- Your objective: The answer must consist of every line from the data that holds the string "Férias".
***** Given data *****
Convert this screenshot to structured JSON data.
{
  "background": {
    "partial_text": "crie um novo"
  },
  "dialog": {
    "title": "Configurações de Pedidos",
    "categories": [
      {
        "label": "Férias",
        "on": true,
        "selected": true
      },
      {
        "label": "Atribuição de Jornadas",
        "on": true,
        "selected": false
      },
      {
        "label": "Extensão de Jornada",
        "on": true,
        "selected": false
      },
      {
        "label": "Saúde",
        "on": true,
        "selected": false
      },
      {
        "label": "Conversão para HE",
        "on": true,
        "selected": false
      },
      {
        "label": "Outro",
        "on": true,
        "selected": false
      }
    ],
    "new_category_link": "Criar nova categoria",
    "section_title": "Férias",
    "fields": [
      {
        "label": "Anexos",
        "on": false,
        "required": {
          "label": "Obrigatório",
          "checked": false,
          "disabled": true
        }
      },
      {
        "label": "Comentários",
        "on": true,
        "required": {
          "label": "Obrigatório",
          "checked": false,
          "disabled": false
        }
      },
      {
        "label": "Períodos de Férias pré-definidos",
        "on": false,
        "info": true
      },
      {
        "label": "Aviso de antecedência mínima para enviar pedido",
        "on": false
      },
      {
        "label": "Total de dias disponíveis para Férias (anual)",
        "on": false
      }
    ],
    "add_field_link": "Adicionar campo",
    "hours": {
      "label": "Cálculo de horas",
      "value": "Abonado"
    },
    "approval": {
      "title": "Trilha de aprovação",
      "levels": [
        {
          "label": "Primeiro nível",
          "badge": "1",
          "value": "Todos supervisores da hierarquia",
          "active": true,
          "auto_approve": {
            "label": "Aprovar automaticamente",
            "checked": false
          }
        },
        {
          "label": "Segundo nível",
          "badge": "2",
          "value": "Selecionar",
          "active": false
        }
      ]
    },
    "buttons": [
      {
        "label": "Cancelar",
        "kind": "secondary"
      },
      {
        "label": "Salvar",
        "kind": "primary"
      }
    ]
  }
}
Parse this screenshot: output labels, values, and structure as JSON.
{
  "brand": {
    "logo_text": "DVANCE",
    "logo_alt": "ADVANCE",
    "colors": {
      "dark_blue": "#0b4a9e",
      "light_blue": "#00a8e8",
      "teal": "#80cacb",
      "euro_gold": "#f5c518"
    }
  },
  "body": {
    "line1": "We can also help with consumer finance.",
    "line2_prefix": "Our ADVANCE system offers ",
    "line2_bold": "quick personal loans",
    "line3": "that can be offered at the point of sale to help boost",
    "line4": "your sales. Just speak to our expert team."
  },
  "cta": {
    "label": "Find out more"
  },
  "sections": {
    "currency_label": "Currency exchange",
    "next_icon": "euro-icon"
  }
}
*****
- Response below:
        "label": "Férias",
    "section_title": "Férias",
        "label": "Períodos de Férias pré-definidos",
        "label": "Total de dias disponíveis para Férias (anual)",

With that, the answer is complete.